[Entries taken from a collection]
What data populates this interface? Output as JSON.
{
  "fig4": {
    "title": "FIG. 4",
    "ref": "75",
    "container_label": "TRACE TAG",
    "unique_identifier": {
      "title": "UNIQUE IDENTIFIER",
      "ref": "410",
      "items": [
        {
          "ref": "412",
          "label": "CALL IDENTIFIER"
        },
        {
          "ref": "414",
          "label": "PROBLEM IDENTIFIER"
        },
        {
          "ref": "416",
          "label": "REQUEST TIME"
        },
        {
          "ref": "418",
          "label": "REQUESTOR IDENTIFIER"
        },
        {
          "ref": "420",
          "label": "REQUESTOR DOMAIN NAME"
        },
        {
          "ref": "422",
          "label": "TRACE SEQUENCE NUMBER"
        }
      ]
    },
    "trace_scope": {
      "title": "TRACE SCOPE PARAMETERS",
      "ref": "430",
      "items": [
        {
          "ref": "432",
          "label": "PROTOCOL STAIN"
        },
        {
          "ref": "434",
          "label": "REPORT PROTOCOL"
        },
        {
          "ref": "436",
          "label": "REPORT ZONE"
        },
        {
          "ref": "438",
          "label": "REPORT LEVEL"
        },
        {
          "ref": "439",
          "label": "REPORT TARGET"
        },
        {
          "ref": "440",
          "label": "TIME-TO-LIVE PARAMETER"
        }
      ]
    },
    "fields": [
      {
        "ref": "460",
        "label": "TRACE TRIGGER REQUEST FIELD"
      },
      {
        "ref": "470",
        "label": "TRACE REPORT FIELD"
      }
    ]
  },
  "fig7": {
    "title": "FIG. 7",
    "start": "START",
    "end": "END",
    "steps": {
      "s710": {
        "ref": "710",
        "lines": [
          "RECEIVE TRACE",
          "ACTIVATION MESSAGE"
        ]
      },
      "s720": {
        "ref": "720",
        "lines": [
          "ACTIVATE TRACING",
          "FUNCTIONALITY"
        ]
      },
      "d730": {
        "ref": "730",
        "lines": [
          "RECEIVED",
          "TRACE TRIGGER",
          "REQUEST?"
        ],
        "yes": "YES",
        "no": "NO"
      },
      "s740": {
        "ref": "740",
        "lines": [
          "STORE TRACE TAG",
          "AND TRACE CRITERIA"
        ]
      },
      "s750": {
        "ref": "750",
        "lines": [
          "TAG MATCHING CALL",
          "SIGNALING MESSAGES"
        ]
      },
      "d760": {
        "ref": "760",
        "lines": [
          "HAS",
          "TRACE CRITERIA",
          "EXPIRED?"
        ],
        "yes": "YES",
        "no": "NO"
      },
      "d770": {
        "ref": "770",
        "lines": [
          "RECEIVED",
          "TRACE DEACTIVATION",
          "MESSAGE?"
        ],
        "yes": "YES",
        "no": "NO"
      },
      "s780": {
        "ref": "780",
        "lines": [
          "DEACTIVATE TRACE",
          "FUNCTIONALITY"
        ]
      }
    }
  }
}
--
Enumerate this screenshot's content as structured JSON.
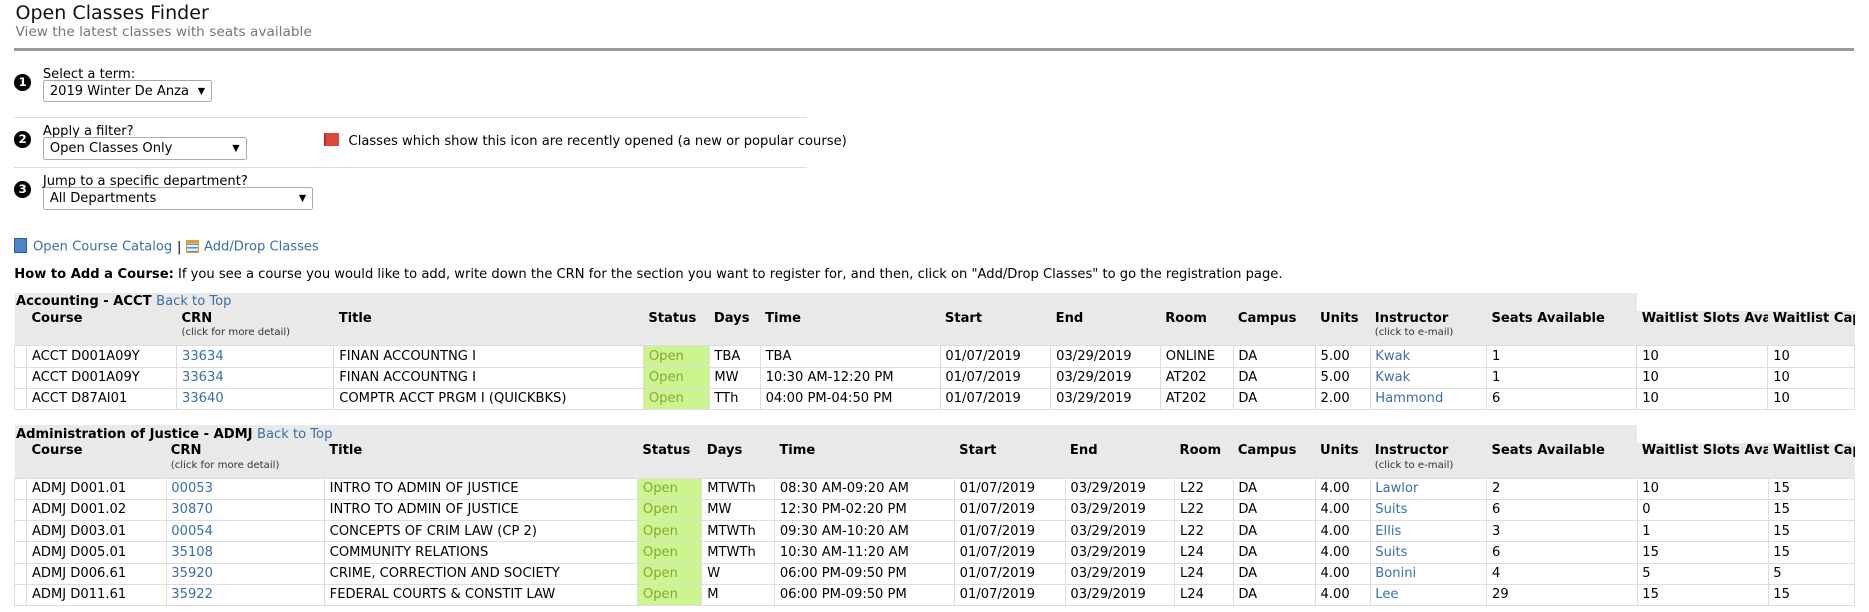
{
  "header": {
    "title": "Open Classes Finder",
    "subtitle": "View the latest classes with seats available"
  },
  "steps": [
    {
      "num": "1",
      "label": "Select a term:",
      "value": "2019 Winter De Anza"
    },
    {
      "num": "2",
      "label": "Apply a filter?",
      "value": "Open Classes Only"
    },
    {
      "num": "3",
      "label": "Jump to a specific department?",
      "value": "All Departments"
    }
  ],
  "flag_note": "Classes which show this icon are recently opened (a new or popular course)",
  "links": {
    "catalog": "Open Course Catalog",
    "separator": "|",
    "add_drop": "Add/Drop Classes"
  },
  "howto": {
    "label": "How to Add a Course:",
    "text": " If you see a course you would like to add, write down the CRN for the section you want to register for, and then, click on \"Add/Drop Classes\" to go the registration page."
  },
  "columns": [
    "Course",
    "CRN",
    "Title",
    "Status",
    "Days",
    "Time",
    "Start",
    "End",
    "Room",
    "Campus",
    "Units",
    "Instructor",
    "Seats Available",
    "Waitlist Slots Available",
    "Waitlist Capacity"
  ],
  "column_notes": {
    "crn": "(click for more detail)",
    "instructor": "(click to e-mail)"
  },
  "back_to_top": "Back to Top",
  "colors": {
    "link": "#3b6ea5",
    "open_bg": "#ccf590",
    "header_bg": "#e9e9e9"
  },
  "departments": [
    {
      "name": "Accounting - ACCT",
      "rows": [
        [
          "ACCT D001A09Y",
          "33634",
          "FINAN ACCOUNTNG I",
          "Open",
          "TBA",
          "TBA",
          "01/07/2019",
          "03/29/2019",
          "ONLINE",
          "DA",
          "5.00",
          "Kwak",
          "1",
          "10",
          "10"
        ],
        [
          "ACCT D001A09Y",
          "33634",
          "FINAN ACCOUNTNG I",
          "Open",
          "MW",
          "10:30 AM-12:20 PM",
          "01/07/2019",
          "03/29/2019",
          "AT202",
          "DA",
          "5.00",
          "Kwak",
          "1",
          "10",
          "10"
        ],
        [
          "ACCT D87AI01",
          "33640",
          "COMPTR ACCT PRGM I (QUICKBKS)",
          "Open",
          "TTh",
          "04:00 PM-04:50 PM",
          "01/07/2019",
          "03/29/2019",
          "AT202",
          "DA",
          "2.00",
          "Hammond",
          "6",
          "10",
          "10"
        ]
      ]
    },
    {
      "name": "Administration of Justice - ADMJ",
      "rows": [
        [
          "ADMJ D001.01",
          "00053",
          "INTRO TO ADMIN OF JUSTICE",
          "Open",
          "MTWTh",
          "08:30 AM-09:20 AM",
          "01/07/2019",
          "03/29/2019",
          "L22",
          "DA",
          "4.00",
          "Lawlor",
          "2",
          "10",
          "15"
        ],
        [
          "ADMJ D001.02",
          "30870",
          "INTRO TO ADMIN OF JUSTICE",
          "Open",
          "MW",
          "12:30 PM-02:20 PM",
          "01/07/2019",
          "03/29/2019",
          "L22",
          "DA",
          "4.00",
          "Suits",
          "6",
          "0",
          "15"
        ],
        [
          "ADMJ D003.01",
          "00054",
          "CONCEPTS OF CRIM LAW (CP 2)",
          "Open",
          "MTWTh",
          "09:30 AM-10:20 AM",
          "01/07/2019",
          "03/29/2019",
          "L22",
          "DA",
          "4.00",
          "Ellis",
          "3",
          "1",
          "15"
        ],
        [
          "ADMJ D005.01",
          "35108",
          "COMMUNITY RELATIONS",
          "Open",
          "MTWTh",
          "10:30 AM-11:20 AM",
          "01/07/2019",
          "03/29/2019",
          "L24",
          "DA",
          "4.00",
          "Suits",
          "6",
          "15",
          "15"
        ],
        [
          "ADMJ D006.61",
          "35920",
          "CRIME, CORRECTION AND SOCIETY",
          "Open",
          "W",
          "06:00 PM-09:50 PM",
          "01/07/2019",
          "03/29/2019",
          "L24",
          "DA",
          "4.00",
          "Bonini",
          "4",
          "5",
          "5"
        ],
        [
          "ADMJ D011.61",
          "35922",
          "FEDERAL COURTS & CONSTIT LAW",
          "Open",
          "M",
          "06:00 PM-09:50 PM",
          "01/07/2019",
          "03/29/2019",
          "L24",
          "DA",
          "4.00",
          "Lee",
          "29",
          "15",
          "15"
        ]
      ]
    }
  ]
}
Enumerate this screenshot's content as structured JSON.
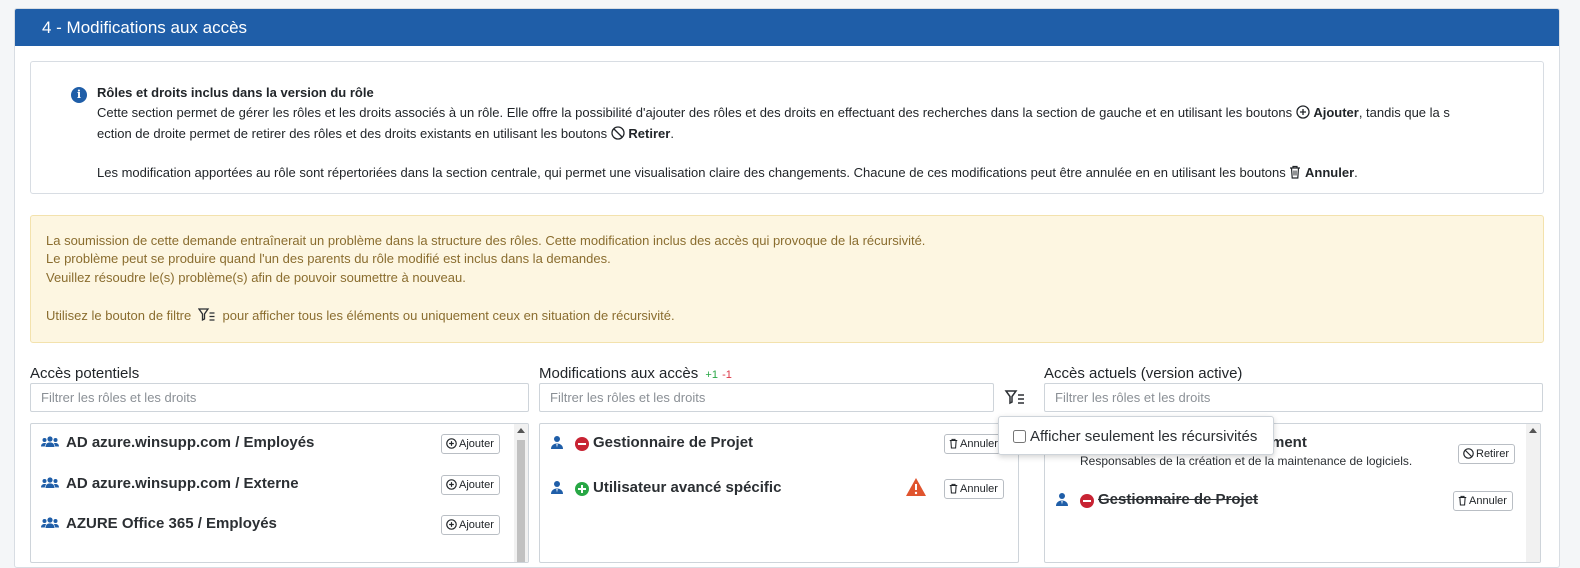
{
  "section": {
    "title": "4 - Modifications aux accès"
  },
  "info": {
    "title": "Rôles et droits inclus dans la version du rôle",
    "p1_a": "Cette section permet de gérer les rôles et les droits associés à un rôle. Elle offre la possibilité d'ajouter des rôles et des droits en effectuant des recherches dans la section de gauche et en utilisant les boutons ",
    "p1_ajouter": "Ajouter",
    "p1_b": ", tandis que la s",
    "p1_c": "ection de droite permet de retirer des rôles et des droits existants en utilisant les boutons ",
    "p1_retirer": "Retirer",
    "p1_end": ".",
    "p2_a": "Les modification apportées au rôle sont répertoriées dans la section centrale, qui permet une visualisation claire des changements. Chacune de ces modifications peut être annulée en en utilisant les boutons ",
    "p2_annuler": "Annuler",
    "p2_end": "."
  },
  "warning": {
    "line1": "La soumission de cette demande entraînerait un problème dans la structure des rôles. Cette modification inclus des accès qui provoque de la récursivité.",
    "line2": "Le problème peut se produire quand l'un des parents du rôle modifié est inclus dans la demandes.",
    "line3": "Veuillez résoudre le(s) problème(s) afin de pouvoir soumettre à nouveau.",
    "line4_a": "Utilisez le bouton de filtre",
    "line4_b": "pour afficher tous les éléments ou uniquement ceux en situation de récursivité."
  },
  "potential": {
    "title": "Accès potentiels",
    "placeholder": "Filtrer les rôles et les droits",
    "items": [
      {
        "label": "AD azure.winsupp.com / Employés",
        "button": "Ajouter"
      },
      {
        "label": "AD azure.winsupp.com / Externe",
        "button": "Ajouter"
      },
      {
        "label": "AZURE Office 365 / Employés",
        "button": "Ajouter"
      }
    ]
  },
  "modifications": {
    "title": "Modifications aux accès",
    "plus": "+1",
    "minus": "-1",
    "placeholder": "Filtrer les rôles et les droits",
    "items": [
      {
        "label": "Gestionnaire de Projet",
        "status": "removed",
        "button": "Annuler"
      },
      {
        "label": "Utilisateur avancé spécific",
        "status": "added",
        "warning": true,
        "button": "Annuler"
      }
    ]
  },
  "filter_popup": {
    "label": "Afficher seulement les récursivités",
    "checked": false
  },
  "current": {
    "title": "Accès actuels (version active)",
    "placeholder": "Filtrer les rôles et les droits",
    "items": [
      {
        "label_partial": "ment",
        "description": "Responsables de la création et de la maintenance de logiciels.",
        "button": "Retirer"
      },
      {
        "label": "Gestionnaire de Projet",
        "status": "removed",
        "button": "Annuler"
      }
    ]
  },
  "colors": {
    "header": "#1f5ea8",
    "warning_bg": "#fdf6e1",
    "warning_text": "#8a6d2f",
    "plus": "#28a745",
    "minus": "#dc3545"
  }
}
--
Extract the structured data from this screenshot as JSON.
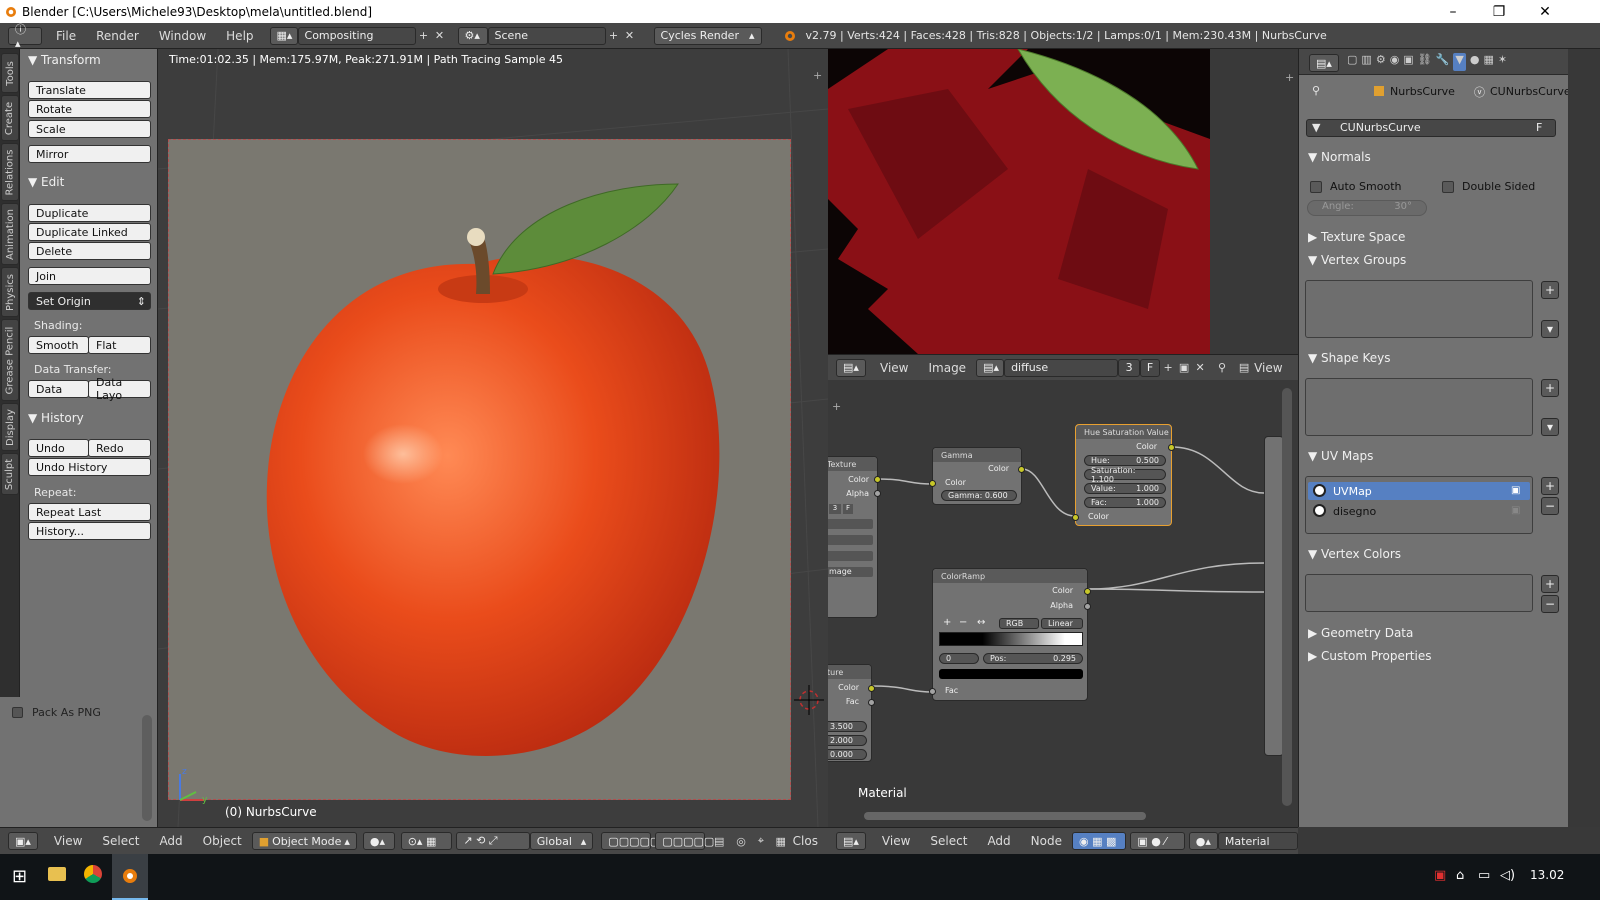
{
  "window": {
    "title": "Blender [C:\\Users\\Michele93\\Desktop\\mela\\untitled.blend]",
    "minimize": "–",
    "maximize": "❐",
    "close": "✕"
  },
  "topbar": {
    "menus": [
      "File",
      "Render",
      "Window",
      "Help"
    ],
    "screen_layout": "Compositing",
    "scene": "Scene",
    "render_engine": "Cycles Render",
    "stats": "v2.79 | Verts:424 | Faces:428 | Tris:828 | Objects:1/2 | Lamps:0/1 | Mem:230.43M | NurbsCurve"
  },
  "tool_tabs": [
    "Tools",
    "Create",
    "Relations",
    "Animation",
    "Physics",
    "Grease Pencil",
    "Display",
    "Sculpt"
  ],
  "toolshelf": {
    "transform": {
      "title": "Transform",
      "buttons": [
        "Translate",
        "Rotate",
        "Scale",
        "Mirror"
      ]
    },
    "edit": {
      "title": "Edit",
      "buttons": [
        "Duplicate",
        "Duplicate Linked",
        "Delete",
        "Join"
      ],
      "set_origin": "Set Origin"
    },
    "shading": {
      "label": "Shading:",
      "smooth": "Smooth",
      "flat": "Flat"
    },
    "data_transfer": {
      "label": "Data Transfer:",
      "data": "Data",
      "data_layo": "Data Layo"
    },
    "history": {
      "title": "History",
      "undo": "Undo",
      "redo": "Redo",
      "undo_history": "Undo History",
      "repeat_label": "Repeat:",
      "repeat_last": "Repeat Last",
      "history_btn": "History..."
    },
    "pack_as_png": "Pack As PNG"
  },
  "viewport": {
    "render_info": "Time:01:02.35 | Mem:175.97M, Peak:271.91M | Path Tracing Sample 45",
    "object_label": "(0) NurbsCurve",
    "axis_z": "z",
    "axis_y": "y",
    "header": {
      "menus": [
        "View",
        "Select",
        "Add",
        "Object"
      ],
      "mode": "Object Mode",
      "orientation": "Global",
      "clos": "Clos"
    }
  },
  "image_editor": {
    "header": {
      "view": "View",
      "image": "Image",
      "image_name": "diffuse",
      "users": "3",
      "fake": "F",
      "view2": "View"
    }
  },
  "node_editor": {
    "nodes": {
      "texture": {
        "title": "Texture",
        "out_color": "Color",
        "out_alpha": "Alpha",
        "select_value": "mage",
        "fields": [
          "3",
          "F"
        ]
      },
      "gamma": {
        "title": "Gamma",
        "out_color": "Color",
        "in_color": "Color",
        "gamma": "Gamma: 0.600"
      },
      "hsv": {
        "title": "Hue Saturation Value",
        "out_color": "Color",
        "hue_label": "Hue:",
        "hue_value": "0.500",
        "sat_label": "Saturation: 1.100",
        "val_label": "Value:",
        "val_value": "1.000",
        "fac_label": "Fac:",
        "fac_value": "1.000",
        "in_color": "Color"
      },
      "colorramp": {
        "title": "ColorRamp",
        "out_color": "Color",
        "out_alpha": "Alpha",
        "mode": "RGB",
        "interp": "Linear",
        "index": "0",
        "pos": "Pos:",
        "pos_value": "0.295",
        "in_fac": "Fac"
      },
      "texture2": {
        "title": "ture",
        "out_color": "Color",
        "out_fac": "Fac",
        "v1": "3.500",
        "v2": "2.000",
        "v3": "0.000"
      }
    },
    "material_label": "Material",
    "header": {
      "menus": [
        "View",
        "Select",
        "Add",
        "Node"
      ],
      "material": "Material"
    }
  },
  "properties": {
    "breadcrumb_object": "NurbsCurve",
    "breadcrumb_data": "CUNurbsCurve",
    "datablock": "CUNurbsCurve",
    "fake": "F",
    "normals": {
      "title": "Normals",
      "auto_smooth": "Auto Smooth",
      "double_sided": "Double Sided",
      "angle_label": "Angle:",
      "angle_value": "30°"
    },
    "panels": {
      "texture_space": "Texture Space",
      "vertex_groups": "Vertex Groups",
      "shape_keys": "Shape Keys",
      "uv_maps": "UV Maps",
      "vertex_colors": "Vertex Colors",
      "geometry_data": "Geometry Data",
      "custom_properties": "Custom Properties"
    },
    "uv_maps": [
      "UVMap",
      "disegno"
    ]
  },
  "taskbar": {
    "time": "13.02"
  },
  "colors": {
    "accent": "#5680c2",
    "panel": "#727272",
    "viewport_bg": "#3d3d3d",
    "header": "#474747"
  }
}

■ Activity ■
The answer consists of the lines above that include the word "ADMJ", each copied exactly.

■ Result for this task ■
      "name": "Administration of Justice - ADMJ",
          "ADMJ D001.01",
          "ADMJ D001.02",
          "ADMJ D003.01",
          "ADMJ D005.01",
          "ADMJ D006.61",
          "ADMJ D011.61",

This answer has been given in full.